I got lots of advice from my mom that first year on cooking the turkey, and it turned out beautifully. I realized then that the turkey is almost the easiest part of the whole meal, as long as you leave the oven door closed. Opening the oven to baste the turkey lets out all the heat and lengthens the cooking time. Skip the basting and use the roasting time to work on the rest of the meal. Lesson 2: Leave the turkey alone – let the oven do its work.

Among our extended family, we share the cooking duties for holiday meals. I love to cook and bake, and I probably do more than I have to for holiday meals, but I do know when to ask for help. When someone asks what they can bring, I tell them. Unless they have something already in mind, I look at my meal plan and give them an assignment. Lesson 3: Let others share the cooking chores – you don’t have to do it all.

What are your top tips to ease the stress of hosting a big dinner party?

Homemade Mixes to the Rescue
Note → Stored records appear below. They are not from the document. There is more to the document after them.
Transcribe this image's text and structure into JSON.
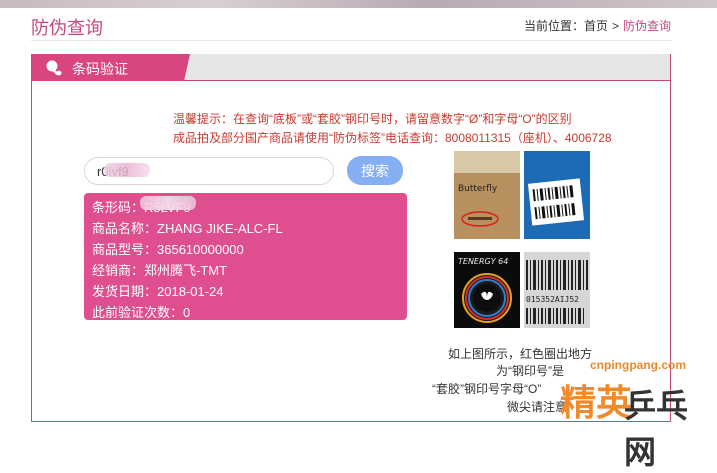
{
  "page_title": "防伪查询",
  "breadcrumb": {
    "prefix": "当前位置：",
    "home": "首页",
    "sep": ">",
    "current": "防伪查询"
  },
  "tab": {
    "label": "条码验证",
    "icon": "ping-pong-icon"
  },
  "notice": {
    "line1": "温馨提示：在查询“底板”或“套胶”钢印号时，请留意数字“Ø”和字母“O”的区别",
    "line2": "成品拍及部分国产商品请使用“防伪标签”电话查询：8008011315（座机）、4006728"
  },
  "search": {
    "value": "r0lvf9",
    "button_label": "搜索"
  },
  "result": {
    "barcode": "条形码：R5LVF9",
    "name": "商品名称：ZHANG JIKE-ALC-FL",
    "model": "商品型号：365610000000",
    "dealer": "经销商：郑州腾飞-TMT",
    "ship_date": "发货日期：2018-01-24",
    "verify_count": "此前验证次数：0"
  },
  "photos": {
    "p1_text": "Butterfly",
    "p3_text": "TENERGY 64",
    "p4_text": "015352AIJ52"
  },
  "caption": {
    "line1": "如上图所示，红色圈出地方",
    "line2": "为“钢印号”是",
    "line3": "“套胶”钢印号字母“O”",
    "line4": "微尖请注意"
  },
  "watermark": {
    "url": "cnpingpang.com",
    "part1": "精英",
    "part2": "乒乓网"
  }
}
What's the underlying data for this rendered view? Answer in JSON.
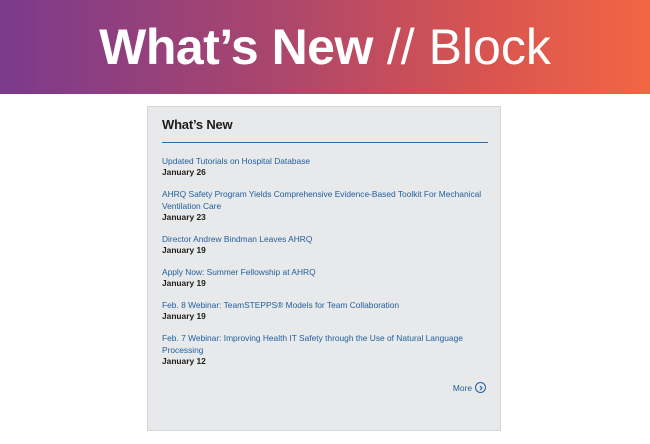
{
  "banner": {
    "title": "What’s New",
    "subtitle": "// Block"
  },
  "block": {
    "heading": "What’s New",
    "items": [
      {
        "title": "Updated Tutorials on Hospital Database",
        "date": "January 26"
      },
      {
        "title": "AHRQ Safety Program Yields Comprehensive Evidence-Based Toolkit For Mechanical Ventilation Care",
        "date": "January 23"
      },
      {
        "title": "Director Andrew Bindman Leaves AHRQ",
        "date": "January 19"
      },
      {
        "title": "Apply Now: Summer Fellowship at AHRQ",
        "date": "January 19"
      },
      {
        "title": "Feb. 8 Webinar: TeamSTEPPS® Models for Team Collaboration",
        "date": "January 19"
      },
      {
        "title": "Feb. 7 Webinar: Improving Health IT Safety through the Use of Natural Language Processing",
        "date": "January 12"
      }
    ],
    "more_label": "More",
    "more_icon": "chevron-right-circle-icon",
    "colors": {
      "link": "#1f5e9e",
      "rule": "#2e6da4",
      "background": "#e8e9ea",
      "banner_start": "#7b3a8c",
      "banner_end": "#f26644"
    }
  }
}
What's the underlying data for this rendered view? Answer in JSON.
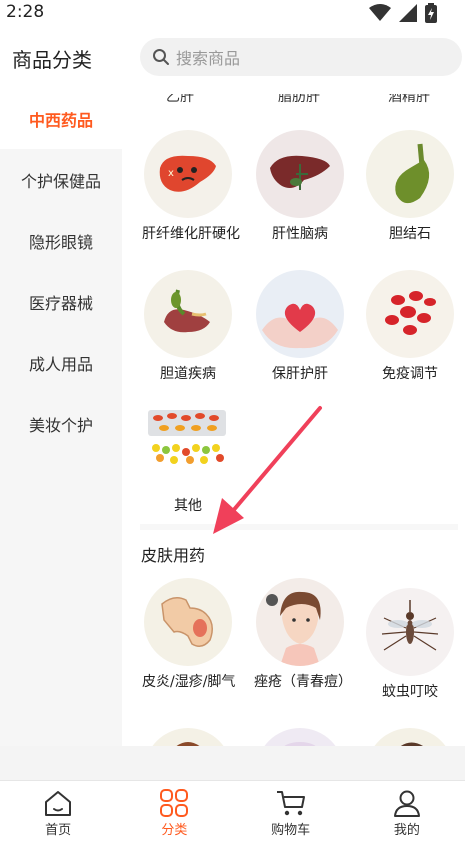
{
  "status_bar": {
    "time": "2:28"
  },
  "header": {
    "title": "商品分类",
    "search_placeholder": "搜索商品"
  },
  "sidebar": {
    "items": [
      {
        "label": "中西药品",
        "active": true
      },
      {
        "label": "个护保健品",
        "active": false
      },
      {
        "label": "隐形眼镜",
        "active": false
      },
      {
        "label": "医疗器械",
        "active": false
      },
      {
        "label": "成人用品",
        "active": false
      },
      {
        "label": "美妆个护",
        "active": false
      }
    ]
  },
  "content": {
    "partial_labels": [
      "乙肝",
      "脂肪肝",
      "酒精肝"
    ],
    "liver_rows": [
      {
        "label": "肝纤维化肝硬化",
        "icon": "liver-icon"
      },
      {
        "label": "肝性脑病",
        "icon": "liver-icon"
      },
      {
        "label": "胆结石",
        "icon": "gallbladder-icon"
      },
      {
        "label": "胆道疾病",
        "icon": "biliary-icon"
      },
      {
        "label": "保肝护肝",
        "icon": "heart-hands-icon"
      },
      {
        "label": "免疫调节",
        "icon": "blood-cells-icon"
      },
      {
        "label": "其他",
        "icon": "pills-icon"
      }
    ],
    "skin_section": {
      "title": "皮肤用药",
      "items": [
        {
          "label": "皮炎/湿疹/脚气",
          "icon": "arm-rash-icon"
        },
        {
          "label": "痤疮（青春痘）",
          "icon": "acne-face-icon"
        },
        {
          "label": "蚊虫叮咬",
          "icon": "mosquito-icon"
        }
      ]
    }
  },
  "tabbar": {
    "tabs": [
      {
        "label": "首页",
        "icon": "home-icon",
        "active": false
      },
      {
        "label": "分类",
        "icon": "category-icon",
        "active": true
      },
      {
        "label": "购物车",
        "icon": "cart-icon",
        "active": false
      },
      {
        "label": "我的",
        "icon": "user-icon",
        "active": false
      }
    ]
  },
  "colors": {
    "accent": "#ff5a1f",
    "annotation_arrow": "#f0405a"
  }
}
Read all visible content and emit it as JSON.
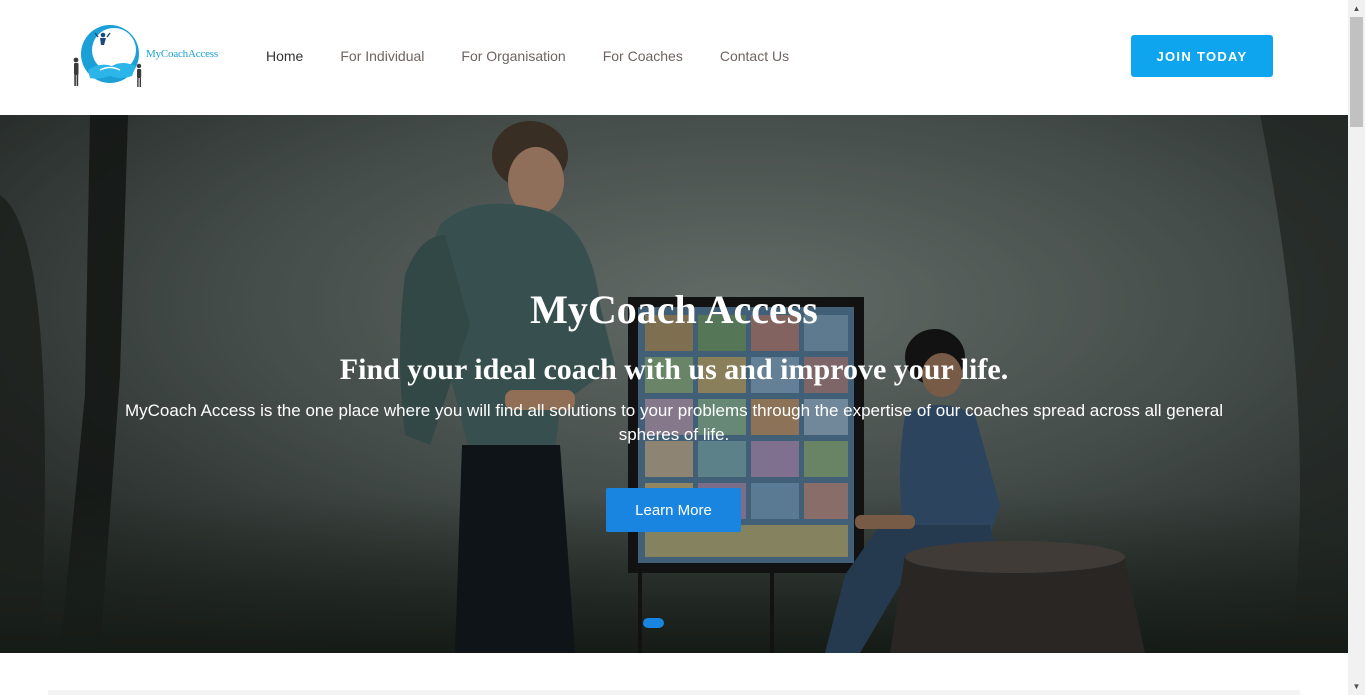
{
  "header": {
    "logo_text": "MyCoachAccess",
    "nav": [
      {
        "label": "Home",
        "active": true
      },
      {
        "label": "For Individual",
        "active": false
      },
      {
        "label": "For Organisation",
        "active": false
      },
      {
        "label": "For Coaches",
        "active": false
      },
      {
        "label": "Contact Us",
        "active": false
      }
    ],
    "join_label": "JOIN TODAY"
  },
  "hero": {
    "title": "MyCoach Access",
    "subtitle": "Find your ideal coach with us and improve your life.",
    "description": "MyCoach Access is the one place where you will find all solutions to your problems through the expertise of our coaches spread across all general spheres of life.",
    "button_label": "Learn More",
    "slide_count": 1,
    "active_slide": 1
  },
  "colors": {
    "accent": "#0ea5ee",
    "button": "#1985e0",
    "nav_text": "#6e6461",
    "nav_active": "#333333",
    "logo": "#1aa0d6"
  },
  "icons": {
    "logo": "handshake-logo-icon",
    "scroll_up": "arrow-up-icon",
    "scroll_down": "arrow-down-icon"
  }
}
It probably won’t surprise you to learn that I don’t keep cake mixes or Bisquick in the house. I prefer to bake from scratch so I know exactly what is in my food, and because I like the results better. That is not to say that I don’t need the convenience of a mix sometimes.

Last Thursday evening I realized I had just set myself up for two days worth of baking on Friday. Of course, Friday is still only one day, so I was up a little creek without a paddle. I needed to bake Vanilla Shortbreads and Chocolate Oat Bars for church coffee hour treats on Sunday, make brownies and peach cobbler for a family gathering on Saturday and make something for a quick breakfast on Saturday, along with the biscuits I wanted to have with dinner on Friday.

I could have bought treats for church, made only one dessert for Saturday and changed the menu for dinner and breakfast, but I didn’t. I’m not sure if it has come through in my posts, but I can be just a tiny bit stubborn sometimes. I needed a plan to make it all work, with a minimum of stress.

Solution: homemade mixes. Thursday night I mixed up the dry ingredients for my muffins, the biscuits and the cobbler topping (basically biscuits with a bit of sugar). I cut the butter into the biscuit mix and cobbler topping and put those in the fridge. The muffin mix was fine to stay on the counter.

On Friday I mixed up my muffins in five minutes. The biscuits took even less time than that. I decided to take the cobbler mix and the peaches with me on Saturday, so we could have fresh, warm cobbler. And so I would have help peeling and slicing the peaches. I may be stubborn, but I never pass up extra helping hands. With three of my projects out of the way, I got my other baking done in no time.

Take a look at your favorite recipes and see which ones you can use to make your own mixes. The dry ingredients for muffins, quick breads and cakes can be mixed together and stored at room temperature almost indefinitely. Just be sure to label the container or bag, and list what is in it. Trust me, you think you will remember, but you won’t. Store biscuit mix in the fridge or freezer, since there is a chance that the added fat could go rancid if you leave them at room temperature.

What tricks do you have for saving time in the kitchen?